Morning news: crackdown, ratings, rage, and 70-year-old investors
Opinion: More Cryptocurrency Crackdowns to Follow Weiss Issues Cryptocurrency Ratings Record Number of Cryptocurrency Enquiries Investors Rage at Government Regulations
Catch up on the most essential cryptocurrency and blockchain news stories breaking in Asia and the Americas while the rest of the world was asleep.
Standard Chartered Chief: More China-style Cryptocurrency Crackdowns to Follow
Bill Winters, CEO of financial giant Standard Chartered, says he thinks widespread global government regulation is on the cards for cryptocurrency investors. He explains that the fact that central banks have no control over cryptocurrencies “is appealing for a big chunk of people,” but warns China and South Korea-style crackdowns could be on the cards elsewhere in the world. Winters also says Standard Chartered is “extremely interested in blockchain” and that the company is already a “leader” in the technology.
Weiss Issues Cryptocurrency Ratings, Fights “Korean” DDos Attacks
American independent financial ratings agency Weiss has been hit with a spate of cyberattacks it says came “from Korea” as it issued its eagerly awaited cryptocurrency ratings. The Weiss ratings placed ethereum and EOS ahead of bitcoin. No currency garnered a top score of A, but there were B ratings for both ethereum and EOS, with bitcoin receiving a “fair” rating of C+.
Weiss claimed bitcoin “falls short in two important areas: risk and technology,” although it admitted bitcoin was strong in terms of adoption and branding. The company admitted that it had been the victim of DDoS attacks “from Korea,” and stated, “We’re seeing a barrage of criticism on the web, especially from disappointed bitcoin and ripple fans.” Weiss also said, “Ratings are not a science. They are, and always will be, a work in progress.”
Japanese Consumer Advisory Services Dealing with Record Number of Cryptocurrency Enquiries
The number of Japanese people seeking consumer advice pertaining to cryptocurrency-related matters skyrocketed in 2017. Citizen advisory bodies across the country received over 2,000 enquiries. The figure increased threefold from 2016, when just over 600 cases of this sort were lodged, according to statistics released by the National Consumer Affairs Center of Japan (NCACJ).
The NCACJ said that at least 271 individuals claimed they had suffered very heavy financial losses due to price volatility. The organization explained that many people claimed they had had experienced technical issues while online trading, and that not even the elderly were exempt, with cryptocurrency-related advice being sought by citizens as old as 70. An NCACJ spokesperson explained, "It is dangerous to start trading in cryptocurrencies without understanding how they work, or how they are bought and sold.”
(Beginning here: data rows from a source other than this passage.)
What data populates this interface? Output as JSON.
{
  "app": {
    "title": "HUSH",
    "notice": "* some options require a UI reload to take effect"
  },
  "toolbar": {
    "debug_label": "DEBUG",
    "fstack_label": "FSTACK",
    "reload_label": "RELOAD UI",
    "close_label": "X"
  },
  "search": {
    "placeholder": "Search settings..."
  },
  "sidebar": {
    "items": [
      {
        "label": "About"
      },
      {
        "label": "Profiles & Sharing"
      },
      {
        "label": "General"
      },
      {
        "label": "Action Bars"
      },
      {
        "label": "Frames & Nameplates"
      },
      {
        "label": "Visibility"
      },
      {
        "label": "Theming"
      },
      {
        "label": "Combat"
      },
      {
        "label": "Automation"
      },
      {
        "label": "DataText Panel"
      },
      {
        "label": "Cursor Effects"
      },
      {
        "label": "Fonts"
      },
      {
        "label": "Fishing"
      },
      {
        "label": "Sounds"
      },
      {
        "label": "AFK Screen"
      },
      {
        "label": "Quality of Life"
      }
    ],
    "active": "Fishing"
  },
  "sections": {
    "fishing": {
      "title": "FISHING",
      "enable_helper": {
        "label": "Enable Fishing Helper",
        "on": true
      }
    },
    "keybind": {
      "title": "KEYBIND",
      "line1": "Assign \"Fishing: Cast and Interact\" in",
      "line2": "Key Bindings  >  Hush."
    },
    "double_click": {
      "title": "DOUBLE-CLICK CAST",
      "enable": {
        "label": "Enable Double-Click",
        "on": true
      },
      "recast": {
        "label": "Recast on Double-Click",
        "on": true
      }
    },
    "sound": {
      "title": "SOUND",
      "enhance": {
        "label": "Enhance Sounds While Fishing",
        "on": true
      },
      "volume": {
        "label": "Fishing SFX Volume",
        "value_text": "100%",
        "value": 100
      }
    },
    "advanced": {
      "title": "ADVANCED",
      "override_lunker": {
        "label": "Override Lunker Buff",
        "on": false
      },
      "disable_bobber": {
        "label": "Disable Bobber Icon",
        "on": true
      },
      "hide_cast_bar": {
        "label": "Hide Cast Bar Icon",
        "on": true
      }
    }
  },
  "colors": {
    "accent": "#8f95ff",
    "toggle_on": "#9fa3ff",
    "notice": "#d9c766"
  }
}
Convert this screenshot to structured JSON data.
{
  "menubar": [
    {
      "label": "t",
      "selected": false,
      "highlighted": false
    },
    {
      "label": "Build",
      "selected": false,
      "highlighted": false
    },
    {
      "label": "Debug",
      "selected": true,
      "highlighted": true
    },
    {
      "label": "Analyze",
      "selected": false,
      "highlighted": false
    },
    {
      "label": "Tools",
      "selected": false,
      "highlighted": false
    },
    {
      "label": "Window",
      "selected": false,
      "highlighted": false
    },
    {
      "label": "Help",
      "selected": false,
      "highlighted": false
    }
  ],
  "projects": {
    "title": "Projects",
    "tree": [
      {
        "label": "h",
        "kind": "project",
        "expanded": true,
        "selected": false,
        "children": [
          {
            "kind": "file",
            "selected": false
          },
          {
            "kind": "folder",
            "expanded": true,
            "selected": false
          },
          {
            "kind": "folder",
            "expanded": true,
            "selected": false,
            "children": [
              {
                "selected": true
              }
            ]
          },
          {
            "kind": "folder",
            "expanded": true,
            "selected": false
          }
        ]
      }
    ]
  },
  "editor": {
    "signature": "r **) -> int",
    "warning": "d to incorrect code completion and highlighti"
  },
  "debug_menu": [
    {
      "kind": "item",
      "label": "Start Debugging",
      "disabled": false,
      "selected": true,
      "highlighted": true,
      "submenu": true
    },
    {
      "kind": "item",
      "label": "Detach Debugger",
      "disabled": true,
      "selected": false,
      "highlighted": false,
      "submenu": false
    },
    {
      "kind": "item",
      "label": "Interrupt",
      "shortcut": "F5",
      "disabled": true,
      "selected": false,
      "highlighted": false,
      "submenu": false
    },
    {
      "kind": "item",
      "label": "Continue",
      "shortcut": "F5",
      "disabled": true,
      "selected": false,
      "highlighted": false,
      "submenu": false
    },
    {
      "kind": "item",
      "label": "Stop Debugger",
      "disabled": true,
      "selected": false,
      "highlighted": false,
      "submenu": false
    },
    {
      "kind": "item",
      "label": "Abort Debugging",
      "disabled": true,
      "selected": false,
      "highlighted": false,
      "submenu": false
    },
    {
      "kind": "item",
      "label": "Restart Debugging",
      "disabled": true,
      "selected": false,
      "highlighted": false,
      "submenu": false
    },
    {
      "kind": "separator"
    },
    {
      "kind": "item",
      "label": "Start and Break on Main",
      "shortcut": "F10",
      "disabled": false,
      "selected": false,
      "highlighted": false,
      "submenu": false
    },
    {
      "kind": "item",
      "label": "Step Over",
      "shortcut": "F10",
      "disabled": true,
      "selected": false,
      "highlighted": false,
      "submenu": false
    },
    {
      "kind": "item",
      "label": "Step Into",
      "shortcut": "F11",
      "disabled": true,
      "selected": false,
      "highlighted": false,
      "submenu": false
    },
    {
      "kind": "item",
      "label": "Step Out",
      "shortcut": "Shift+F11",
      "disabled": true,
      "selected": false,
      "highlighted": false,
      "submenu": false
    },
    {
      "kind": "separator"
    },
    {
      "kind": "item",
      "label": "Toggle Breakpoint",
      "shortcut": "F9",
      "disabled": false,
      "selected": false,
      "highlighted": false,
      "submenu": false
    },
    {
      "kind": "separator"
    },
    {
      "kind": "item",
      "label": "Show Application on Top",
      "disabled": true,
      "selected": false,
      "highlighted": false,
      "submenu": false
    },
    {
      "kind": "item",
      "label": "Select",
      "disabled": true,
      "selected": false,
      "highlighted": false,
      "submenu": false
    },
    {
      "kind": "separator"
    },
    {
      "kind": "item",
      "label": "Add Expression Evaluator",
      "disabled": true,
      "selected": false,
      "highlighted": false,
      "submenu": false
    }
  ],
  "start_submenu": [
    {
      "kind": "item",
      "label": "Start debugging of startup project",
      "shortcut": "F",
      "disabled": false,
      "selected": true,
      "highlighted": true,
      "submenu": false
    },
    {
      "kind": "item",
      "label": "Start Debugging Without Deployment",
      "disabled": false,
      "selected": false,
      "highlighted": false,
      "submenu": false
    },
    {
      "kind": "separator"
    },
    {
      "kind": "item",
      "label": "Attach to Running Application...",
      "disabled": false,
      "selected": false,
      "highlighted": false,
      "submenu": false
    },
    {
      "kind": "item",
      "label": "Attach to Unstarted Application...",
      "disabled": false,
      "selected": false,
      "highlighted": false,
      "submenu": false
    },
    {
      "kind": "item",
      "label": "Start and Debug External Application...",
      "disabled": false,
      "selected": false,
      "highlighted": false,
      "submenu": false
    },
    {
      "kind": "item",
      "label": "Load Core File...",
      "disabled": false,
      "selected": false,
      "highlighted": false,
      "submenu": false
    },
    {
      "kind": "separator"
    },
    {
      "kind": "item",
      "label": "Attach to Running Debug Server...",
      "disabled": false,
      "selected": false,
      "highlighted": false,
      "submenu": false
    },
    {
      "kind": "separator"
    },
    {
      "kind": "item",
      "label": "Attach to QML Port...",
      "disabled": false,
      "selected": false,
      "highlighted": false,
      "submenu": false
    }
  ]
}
Tempers Fraying in South Korea as Investors Rage at Government Regulations
Media outlet Chosun Ilbo reports that South Korean investors, angered at the government’s recent moves to restrict the country’s burgeoning cryptocurrency markets, have been venting their fury. An organization calling itself the Korea Cryptocurrency Investors Citizens’ Alliance held a press conference, telling reporters, "We will not stand by and let the government continue with its anti-market policies, or sit passively while it rubs salt in the wounds of Korea’s three million or so cryptocurrency investors."
Another cryptocurrency forum has drawn up a somewhat troubling “hit list” of Korean politicians and public figures who have spoke in favor of banning cryptocurrency trading. The forum members (perhaps ironically) called for the “assassination” of those on the list.
Meanwhile, campaigners continue to petition president Moon Jae-in, with some 5,300 active online petitions related to cryptocurrency regulations. Under Korean law, online petitions that receive 200,000 or more signatures must be answered with an official response from Cheong Wa Dae, the office of the president.